[What you have to do] Could you restate every record below word for word?

Start of Source material

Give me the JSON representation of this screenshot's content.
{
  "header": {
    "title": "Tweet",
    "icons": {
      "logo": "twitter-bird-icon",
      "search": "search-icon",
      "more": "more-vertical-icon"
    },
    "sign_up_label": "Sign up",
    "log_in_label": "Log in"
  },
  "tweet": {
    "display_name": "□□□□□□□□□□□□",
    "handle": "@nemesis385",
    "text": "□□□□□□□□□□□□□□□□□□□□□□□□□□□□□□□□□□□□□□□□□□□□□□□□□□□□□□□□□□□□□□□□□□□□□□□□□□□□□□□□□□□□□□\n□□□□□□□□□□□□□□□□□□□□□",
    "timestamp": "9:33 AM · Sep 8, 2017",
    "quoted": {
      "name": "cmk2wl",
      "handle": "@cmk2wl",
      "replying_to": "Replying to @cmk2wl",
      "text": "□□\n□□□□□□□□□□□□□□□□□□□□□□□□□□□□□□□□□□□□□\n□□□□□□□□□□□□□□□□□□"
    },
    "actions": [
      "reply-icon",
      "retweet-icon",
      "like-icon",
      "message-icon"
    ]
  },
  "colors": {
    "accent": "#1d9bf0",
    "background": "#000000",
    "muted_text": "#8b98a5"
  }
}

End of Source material

[Output of the task]
Give me the JSON representation of this screenshot's content.
{
  "header": {
    "title": "Tweet",
    "icons": {
      "logo": "twitter-bird-icon",
      "search": "search-icon",
      "more": "more-vertical-icon"
    },
    "sign_up_label": "Sign up",
    "log_in_label": "Log in"
  },
  "tweet": {
    "display_name": "□□□□□□□□□□□□",
    "handle": "@nemesis385",
    "text": "□□□□□□□□□□□□□□□□□□□□□□□□□□□□□□□□□□□□□□□□□□□□□□□□□□□□□□□□□□□□□□□□□□□□□□□□□□□□□□□□□□□□□□\n□□□□□□□□□□□□□□□□□□□□□",
    "timestamp": "9:33 AM · Sep 8, 2017",
    "quoted": {
      "name": "cmk2wl",
      "handle": "@cmk2wl",
      "replying_to": "Replying to @cmk2wl",
      "text": "□□\n□□□□□□□□□□□□□□□□□□□□□□□□□□□□□□□□□□□□□\n□□□□□□□□□□□□□□□□□□"
    },
    "actions": [
      "reply-icon",
      "retweet-icon",
      "like-icon",
      "message-icon"
    ]
  },
  "colors": {
    "accent": "#1d9bf0",
    "background": "#000000",
    "muted_text": "#8b98a5"
  }
}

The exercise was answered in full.